> SOURCE MATERIAL:
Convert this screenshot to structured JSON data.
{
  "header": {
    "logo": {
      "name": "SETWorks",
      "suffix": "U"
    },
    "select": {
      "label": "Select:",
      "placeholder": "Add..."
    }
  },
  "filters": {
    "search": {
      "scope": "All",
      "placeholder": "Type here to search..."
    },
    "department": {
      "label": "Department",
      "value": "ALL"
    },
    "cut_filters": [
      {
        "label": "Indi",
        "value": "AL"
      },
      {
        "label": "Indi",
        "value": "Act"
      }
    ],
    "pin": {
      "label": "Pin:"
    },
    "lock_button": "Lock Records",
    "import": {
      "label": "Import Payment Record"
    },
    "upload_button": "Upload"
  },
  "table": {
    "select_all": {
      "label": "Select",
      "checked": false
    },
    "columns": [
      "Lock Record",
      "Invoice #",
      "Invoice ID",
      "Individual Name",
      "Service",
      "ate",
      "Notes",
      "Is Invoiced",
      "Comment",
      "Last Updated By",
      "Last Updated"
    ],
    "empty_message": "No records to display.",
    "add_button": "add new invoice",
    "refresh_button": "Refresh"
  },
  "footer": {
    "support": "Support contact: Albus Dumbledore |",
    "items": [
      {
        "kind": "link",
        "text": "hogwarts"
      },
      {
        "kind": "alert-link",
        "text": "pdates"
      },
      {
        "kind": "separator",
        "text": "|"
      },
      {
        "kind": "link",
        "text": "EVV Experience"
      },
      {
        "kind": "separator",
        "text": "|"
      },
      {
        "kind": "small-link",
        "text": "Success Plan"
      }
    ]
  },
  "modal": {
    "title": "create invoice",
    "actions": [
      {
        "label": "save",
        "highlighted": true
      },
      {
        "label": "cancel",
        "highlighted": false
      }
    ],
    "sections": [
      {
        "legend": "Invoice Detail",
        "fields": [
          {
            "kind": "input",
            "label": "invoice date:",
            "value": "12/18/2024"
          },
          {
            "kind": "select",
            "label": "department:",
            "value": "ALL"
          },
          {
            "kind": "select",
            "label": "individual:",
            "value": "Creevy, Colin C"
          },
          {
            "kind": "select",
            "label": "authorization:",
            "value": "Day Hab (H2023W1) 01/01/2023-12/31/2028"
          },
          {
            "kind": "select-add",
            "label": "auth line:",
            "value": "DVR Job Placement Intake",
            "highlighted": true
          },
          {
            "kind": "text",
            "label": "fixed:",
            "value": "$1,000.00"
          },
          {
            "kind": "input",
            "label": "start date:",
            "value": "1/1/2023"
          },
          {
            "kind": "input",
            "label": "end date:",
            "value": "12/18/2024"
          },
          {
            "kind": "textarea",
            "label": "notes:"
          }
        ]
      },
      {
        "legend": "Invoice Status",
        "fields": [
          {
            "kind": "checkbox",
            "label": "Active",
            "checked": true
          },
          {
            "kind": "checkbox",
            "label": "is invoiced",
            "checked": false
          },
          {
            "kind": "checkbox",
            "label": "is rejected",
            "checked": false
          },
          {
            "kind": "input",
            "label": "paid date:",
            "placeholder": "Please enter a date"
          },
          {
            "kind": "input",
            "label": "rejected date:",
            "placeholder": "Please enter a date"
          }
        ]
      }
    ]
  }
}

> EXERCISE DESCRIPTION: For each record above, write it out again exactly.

> REPLY TO THE EXERCISE:
Convert this screenshot to structured JSON data.
{
  "header": {
    "logo": {
      "name": "SETWorks",
      "suffix": "U"
    },
    "select": {
      "label": "Select:",
      "placeholder": "Add..."
    }
  },
  "filters": {
    "search": {
      "scope": "All",
      "placeholder": "Type here to search..."
    },
    "department": {
      "label": "Department",
      "value": "ALL"
    },
    "cut_filters": [
      {
        "label": "Indi",
        "value": "AL"
      },
      {
        "label": "Indi",
        "value": "Act"
      }
    ],
    "pin": {
      "label": "Pin:"
    },
    "lock_button": "Lock Records",
    "import": {
      "label": "Import Payment Record"
    },
    "upload_button": "Upload"
  },
  "table": {
    "select_all": {
      "label": "Select",
      "checked": false
    },
    "columns": [
      "Lock Record",
      "Invoice #",
      "Invoice ID",
      "Individual Name",
      "Service",
      "ate",
      "Notes",
      "Is Invoiced",
      "Comment",
      "Last Updated By",
      "Last Updated"
    ],
    "empty_message": "No records to display.",
    "add_button": "add new invoice",
    "refresh_button": "Refresh"
  },
  "footer": {
    "support": "Support contact: Albus Dumbledore |",
    "items": [
      {
        "kind": "link",
        "text": "hogwarts"
      },
      {
        "kind": "alert-link",
        "text": "pdates"
      },
      {
        "kind": "separator",
        "text": "|"
      },
      {
        "kind": "link",
        "text": "EVV Experience"
      },
      {
        "kind": "separator",
        "text": "|"
      },
      {
        "kind": "small-link",
        "text": "Success Plan"
      }
    ]
  },
  "modal": {
    "title": "create invoice",
    "actions": [
      {
        "label": "save",
        "highlighted": true
      },
      {
        "label": "cancel",
        "highlighted": false
      }
    ],
    "sections": [
      {
        "legend": "Invoice Detail",
        "fields": [
          {
            "kind": "input",
            "label": "invoice date:",
            "value": "12/18/2024"
          },
          {
            "kind": "select",
            "label": "department:",
            "value": "ALL"
          },
          {
            "kind": "select",
            "label": "individual:",
            "value": "Creevy, Colin C"
          },
          {
            "kind": "select",
            "label": "authorization:",
            "value": "Day Hab (H2023W1) 01/01/2023-12/31/2028"
          },
          {
            "kind": "select-add",
            "label": "auth line:",
            "value": "DVR Job Placement Intake",
            "highlighted": true
          },
          {
            "kind": "text",
            "label": "fixed:",
            "value": "$1,000.00"
          },
          {
            "kind": "input",
            "label": "start date:",
            "value": "1/1/2023"
          },
          {
            "kind": "input",
            "label": "end date:",
            "value": "12/18/2024"
          },
          {
            "kind": "textarea",
            "label": "notes:"
          }
        ]
      },
      {
        "legend": "Invoice Status",
        "fields": [
          {
            "kind": "checkbox",
            "label": "Active",
            "checked": true
          },
          {
            "kind": "checkbox",
            "label": "is invoiced",
            "checked": false
          },
          {
            "kind": "checkbox",
            "label": "is rejected",
            "checked": false
          },
          {
            "kind": "input",
            "label": "paid date:",
            "placeholder": "Please enter a date"
          },
          {
            "kind": "input",
            "label": "rejected date:",
            "placeholder": "Please enter a date"
          }
        ]
      }
    ]
  }
}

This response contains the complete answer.